By now, most people have heard of the federal regulations implemented this year to standardize the property appraisal and mortgage loan disclosures process. These new regulations are called the Home Valuation Code of Conduct and the Housing and Economic Recovery Act.
The code of conduct went into effect in May to limit the contact between lenders and appraisers to avoid manipulation of the final valuation provided. While the intentions of this plan were admirable, the immediate result has been increased difficulty for those involved in contracting and closing the real estate transactions. With this new plan, all appraisals are ordered by the lender through a third-party servicing company. Many of these servicing companies are owned by or affiliated with national lenders, and they often use contract appraisers from the area. This has sometimes resulted in lower quality with generally lower appraised values and higher appraisal costs.

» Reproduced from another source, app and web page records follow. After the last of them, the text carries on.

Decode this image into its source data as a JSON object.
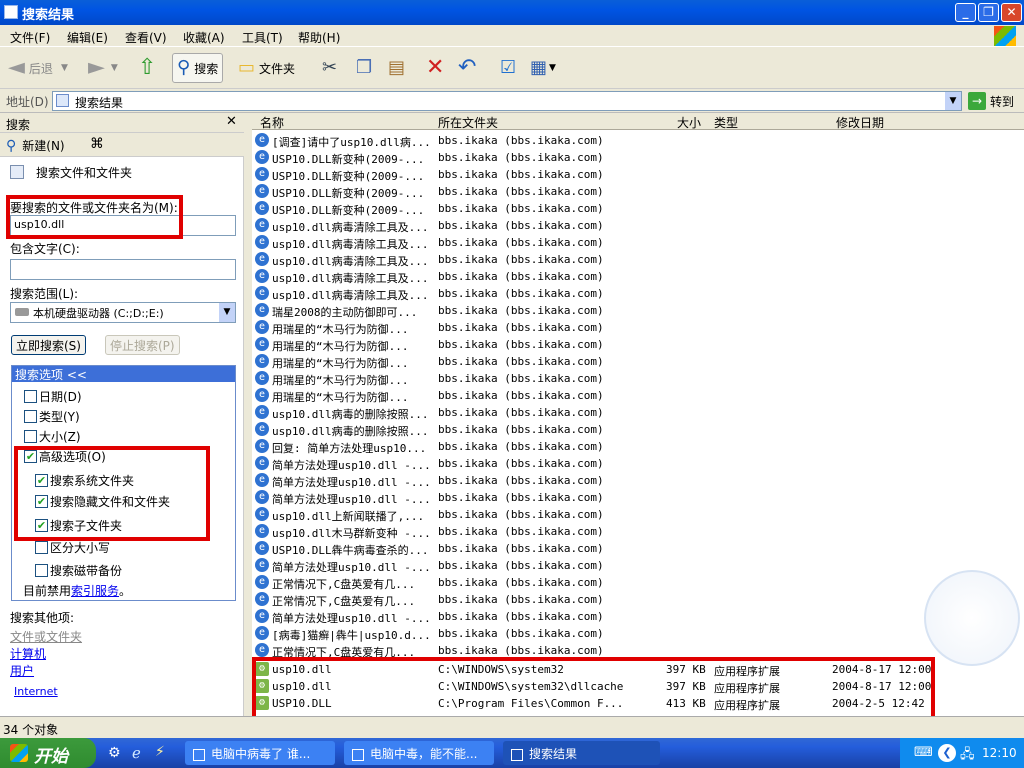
{
  "window": {
    "title": "搜索结果",
    "min": "_",
    "max": "❐",
    "close": "✕"
  },
  "menu": [
    "文件(F)",
    "编辑(E)",
    "查看(V)",
    "收藏(A)",
    "工具(T)",
    "帮助(H)"
  ],
  "toolbar": {
    "back": "后退",
    "search": "搜索",
    "folders": "文件夹"
  },
  "address": {
    "label": "地址(D)",
    "value": "搜索结果",
    "go": "转到"
  },
  "search_pane": {
    "title": "搜索",
    "new_label": "新建(N)",
    "header": "搜索文件和文件夹",
    "name_label": "要搜索的文件或文件夹名为(M):",
    "name_value": "usp10.dll",
    "contains_label": "包含文字(C):",
    "contains_value": "",
    "lookin_label": "搜索范围(L):",
    "lookin_value": "本机硬盘驱动器 (C:;D:;E:)",
    "search_now": "立即搜索(S)",
    "stop": "停止搜索(P)",
    "options_title": "搜索选项 <<",
    "options": [
      {
        "label": "日期(D)",
        "checked": false
      },
      {
        "label": "类型(Y)",
        "checked": false
      },
      {
        "label": "大小(Z)",
        "checked": false
      },
      {
        "label": "高级选项(O)",
        "checked": true
      }
    ],
    "advanced": [
      {
        "label": "搜索系统文件夹",
        "checked": true
      },
      {
        "label": "搜索隐藏文件和文件夹",
        "checked": true
      },
      {
        "label": "搜索子文件夹",
        "checked": true
      },
      {
        "label": "区分大小写",
        "checked": false
      },
      {
        "label": "搜索磁带备份",
        "checked": false
      }
    ],
    "index_text": "目前禁用",
    "index_link": "索引服务",
    "index_suffix": "。",
    "other_title": "搜索其他项:",
    "other_links": [
      "文件或文件夹",
      "计算机",
      "用户",
      "Internet"
    ]
  },
  "columns": {
    "name": "名称",
    "folder": "所在文件夹",
    "size": "大小",
    "type": "类型",
    "modified": "修改日期"
  },
  "results": [
    {
      "name": "[调查]请中了usp10.dll病...",
      "folder": "bbs.ikaka (bbs.ikaka.com)"
    },
    {
      "name": "USP10.DLL新变种(2009-...",
      "folder": "bbs.ikaka (bbs.ikaka.com)"
    },
    {
      "name": "USP10.DLL新变种(2009-...",
      "folder": "bbs.ikaka (bbs.ikaka.com)"
    },
    {
      "name": "USP10.DLL新变种(2009-...",
      "folder": "bbs.ikaka (bbs.ikaka.com)"
    },
    {
      "name": "USP10.DLL新变种(2009-...",
      "folder": "bbs.ikaka (bbs.ikaka.com)"
    },
    {
      "name": "usp10.dll病毒清除工具及...",
      "folder": "bbs.ikaka (bbs.ikaka.com)"
    },
    {
      "name": "usp10.dll病毒清除工具及...",
      "folder": "bbs.ikaka (bbs.ikaka.com)"
    },
    {
      "name": "usp10.dll病毒清除工具及...",
      "folder": "bbs.ikaka (bbs.ikaka.com)"
    },
    {
      "name": "usp10.dll病毒清除工具及...",
      "folder": "bbs.ikaka (bbs.ikaka.com)"
    },
    {
      "name": "usp10.dll病毒清除工具及...",
      "folder": "bbs.ikaka (bbs.ikaka.com)"
    },
    {
      "name": "瑞星2008的主动防御即可...",
      "folder": "bbs.ikaka (bbs.ikaka.com)"
    },
    {
      "name": "用瑞星的“木马行为防御...",
      "folder": "bbs.ikaka (bbs.ikaka.com)"
    },
    {
      "name": "用瑞星的“木马行为防御...",
      "folder": "bbs.ikaka (bbs.ikaka.com)"
    },
    {
      "name": "用瑞星的“木马行为防御...",
      "folder": "bbs.ikaka (bbs.ikaka.com)"
    },
    {
      "name": "用瑞星的“木马行为防御...",
      "folder": "bbs.ikaka (bbs.ikaka.com)"
    },
    {
      "name": "用瑞星的“木马行为防御...",
      "folder": "bbs.ikaka (bbs.ikaka.com)"
    },
    {
      "name": "usp10.dll病毒的删除按照...",
      "folder": "bbs.ikaka (bbs.ikaka.com)"
    },
    {
      "name": "usp10.dll病毒的删除按照...",
      "folder": "bbs.ikaka (bbs.ikaka.com)"
    },
    {
      "name": "回复: 简单方法处理usp10...",
      "folder": "bbs.ikaka (bbs.ikaka.com)"
    },
    {
      "name": "简单方法处理usp10.dll -...",
      "folder": "bbs.ikaka (bbs.ikaka.com)"
    },
    {
      "name": "简单方法处理usp10.dll -...",
      "folder": "bbs.ikaka (bbs.ikaka.com)"
    },
    {
      "name": "简单方法处理usp10.dll -...",
      "folder": "bbs.ikaka (bbs.ikaka.com)"
    },
    {
      "name": "usp10.dll上新闻联播了,...",
      "folder": "bbs.ikaka (bbs.ikaka.com)"
    },
    {
      "name": "usp10.dll木马群新变种 -...",
      "folder": "bbs.ikaka (bbs.ikaka.com)"
    },
    {
      "name": "USP10.DLL犇牛病毒查杀的...",
      "folder": "bbs.ikaka (bbs.ikaka.com)"
    },
    {
      "name": "简单方法处理usp10.dll -...",
      "folder": "bbs.ikaka (bbs.ikaka.com)"
    },
    {
      "name": "正常情况下,C盘英爱有几...",
      "folder": "bbs.ikaka (bbs.ikaka.com)"
    },
    {
      "name": "正常情况下,C盘英爱有几...",
      "folder": "bbs.ikaka (bbs.ikaka.com)"
    },
    {
      "name": "简单方法处理usp10.dll -...",
      "folder": "bbs.ikaka (bbs.ikaka.com)"
    },
    {
      "name": "[病毒]猫癣|犇牛|usp10.d...",
      "folder": "bbs.ikaka (bbs.ikaka.com)"
    },
    {
      "name": "正常情况下,C盘英爱有几...",
      "folder": "bbs.ikaka (bbs.ikaka.com)"
    }
  ],
  "files": [
    {
      "name": "usp10.dll",
      "folder": "C:\\WINDOWS\\system32",
      "size": "397 KB",
      "type": "应用程序扩展",
      "modified": "2004-8-17 12:00"
    },
    {
      "name": "usp10.dll",
      "folder": "C:\\WINDOWS\\system32\\dllcache",
      "size": "397 KB",
      "type": "应用程序扩展",
      "modified": "2004-8-17 12:00"
    },
    {
      "name": "USP10.DLL",
      "folder": "C:\\Program Files\\Common F...",
      "size": "413 KB",
      "type": "应用程序扩展",
      "modified": "2004-2-5 12:42"
    }
  ],
  "status": {
    "text": "34 个对象"
  },
  "taskbar": {
    "start": "开始",
    "tasks": [
      "电脑中病毒了 谁...",
      "电脑中毒，能不能...",
      "搜索结果"
    ],
    "clock": "12:10"
  },
  "colors": {
    "highlight_box": "#E00000",
    "title_blue": "#0054E3",
    "taskbar_blue": "#245DDB"
  }
}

Once the appraisal is completed, it is sent via the servicing company to the lender and ultimately to the borrower. If a home’s value meets or exceeds the contracted price, then the transaction can proceed. If the value is lower, the process halts.

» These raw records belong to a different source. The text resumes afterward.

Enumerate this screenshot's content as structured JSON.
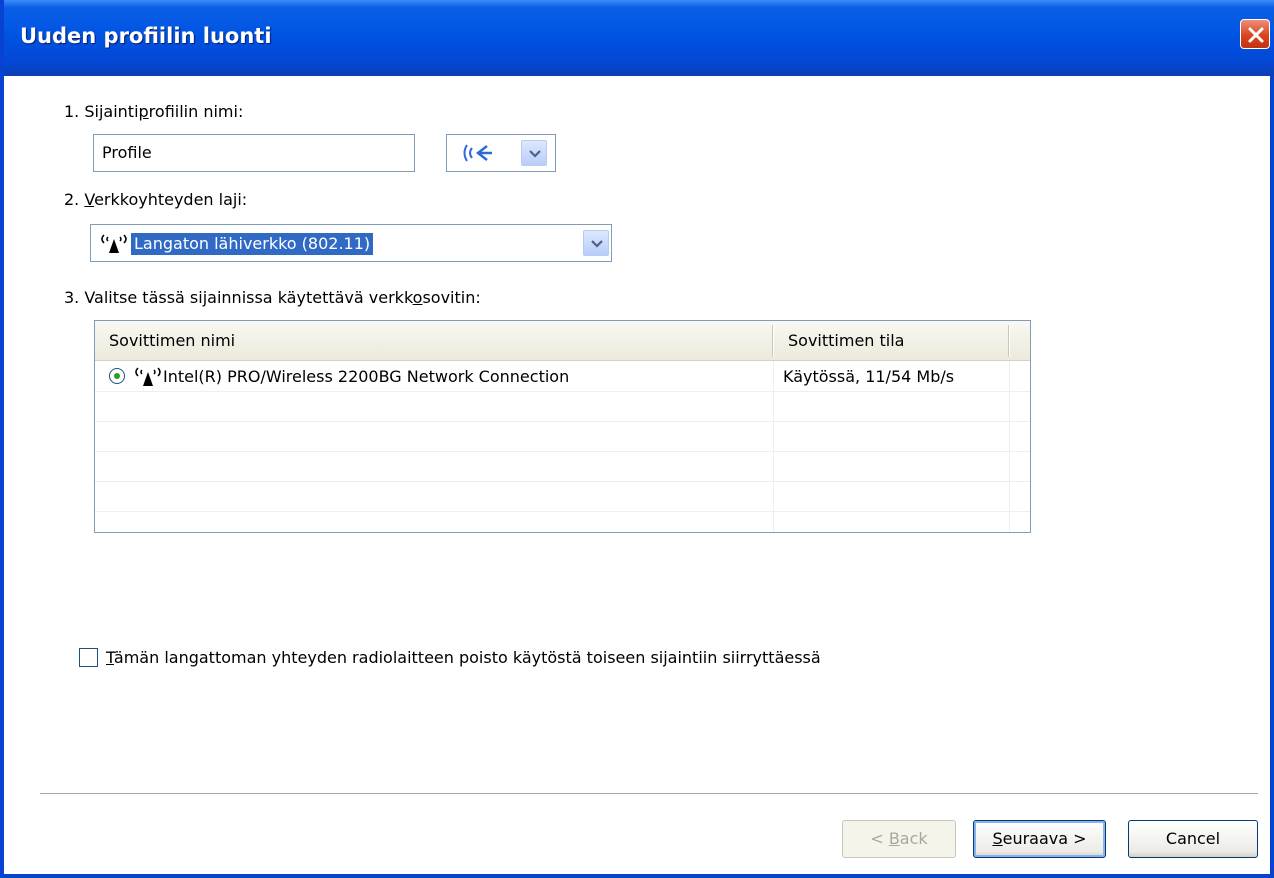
{
  "window": {
    "title": "Uuden profiilin luonti"
  },
  "step1": {
    "label_pre": "1. Sijainti",
    "label_key": "p",
    "label_post": "rofiilin nimi:",
    "input_value": "Profile",
    "icon": "broadcast-icon"
  },
  "step2": {
    "label_pre": "2. ",
    "label_key": "V",
    "label_post": "erkkoyhteyden laji:",
    "selected": "Langaton lähiverkko (802.11)",
    "icon": "wireless-antenna-icon"
  },
  "step3": {
    "label_pre": "3. Valitse tässä sijainnissa käytettävä verkk",
    "label_key": "o",
    "label_post": "sovitin:",
    "columns": [
      "Sovittimen nimi",
      "Sovittimen tila"
    ],
    "rows": [
      {
        "name": "Intel(R) PRO/Wireless 2200BG Network Connection",
        "status": "Käytössä, 11/54 Mb/s",
        "selected": true
      }
    ]
  },
  "option": {
    "key": "T",
    "label_post": "ämän langattoman yhteyden radiolaitteen poisto käytöstä toiseen sijaintiin siirryttäessä",
    "checked": false
  },
  "buttons": {
    "back_pre": "< ",
    "back_key": "B",
    "back_post": "ack",
    "next_key": "S",
    "next_post": "euraava >",
    "cancel": "Cancel"
  },
  "colors": {
    "titlebar": "#0054e3",
    "selection": "#316ac5",
    "border": "#7f9db9"
  }
}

If the appraisal appears to be accurate based on comparable sales, the lender will use this value to determine the mortgage amount. If the value is lower than the asking price, the real estate agent and buyer can try to negotiate a lower price.
If the seller will not or cannot lower the price to the appraised value, the buyer is left with a few options: change the loan program or restructure to a lower down payment to make up the difference, bring more money to the closing table, which is often impossible, or walk away from the transaction and look for other homes.

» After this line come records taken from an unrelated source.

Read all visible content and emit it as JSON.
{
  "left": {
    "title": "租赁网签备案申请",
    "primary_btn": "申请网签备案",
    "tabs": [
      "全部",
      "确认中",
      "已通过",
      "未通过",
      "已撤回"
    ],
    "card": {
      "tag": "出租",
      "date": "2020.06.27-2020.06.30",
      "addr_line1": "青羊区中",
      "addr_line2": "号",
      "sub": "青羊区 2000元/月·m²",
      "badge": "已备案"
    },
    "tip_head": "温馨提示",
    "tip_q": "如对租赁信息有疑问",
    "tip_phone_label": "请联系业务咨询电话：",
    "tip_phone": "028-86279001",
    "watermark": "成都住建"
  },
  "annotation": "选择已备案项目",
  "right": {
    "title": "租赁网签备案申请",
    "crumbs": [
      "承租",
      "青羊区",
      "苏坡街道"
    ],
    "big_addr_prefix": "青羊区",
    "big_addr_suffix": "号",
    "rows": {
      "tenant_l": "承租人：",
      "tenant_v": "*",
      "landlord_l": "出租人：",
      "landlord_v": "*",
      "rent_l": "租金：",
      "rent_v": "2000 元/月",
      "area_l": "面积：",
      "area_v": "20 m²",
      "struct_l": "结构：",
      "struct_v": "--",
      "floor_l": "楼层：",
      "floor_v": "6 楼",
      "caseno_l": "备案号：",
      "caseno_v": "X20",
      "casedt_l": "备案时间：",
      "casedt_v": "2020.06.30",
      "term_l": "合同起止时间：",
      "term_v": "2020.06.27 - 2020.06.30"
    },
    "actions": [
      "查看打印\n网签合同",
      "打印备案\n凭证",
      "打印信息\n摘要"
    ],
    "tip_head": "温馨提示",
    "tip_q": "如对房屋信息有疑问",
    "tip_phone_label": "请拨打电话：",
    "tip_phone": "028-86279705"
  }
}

There is an appeals process if the appraiser did not use the best comparables and provided an appraisal that was lower than similar property values. Unfortunately, it is not often that the original appraisal changes. In some cases, the buyers and sellers have agreed to split the cost of new appraisals with different lenders and have been successful in closing at the contract price.
The Housing and Economic Recovery Act was implemented July 30 of this year with the main purpose of strengthening the requirements regarding early and final disclosures to homebuyers and the timing of when certain fees can be charged. The most important feature is the provision regarding changes to the annual percentage rate. If there is an increase in fees or the interest rate, causing the APR to rise by .125 percent or more, then new disclosures must be sent out with an appropriate waiting period before the transaction can proceed. Although this program is also well intended, the end results have been delayed closings and sometimes higher interest rates because of expired interest rate locks.
The key to a successful closing is to allow for as much time as possible with 45-60 day contracts optimal. It also is imperative for the buyer to be fully approved with the interest rate and fees locked in as soon as possible. As always, consult your local real estate/mortgage professional with questions so you fully understand how the regulations will affect you.
Brian McMahon, a licensed mortgage broker, can be reached at (941) 720-2573 or brian@custom- mortgage.biz.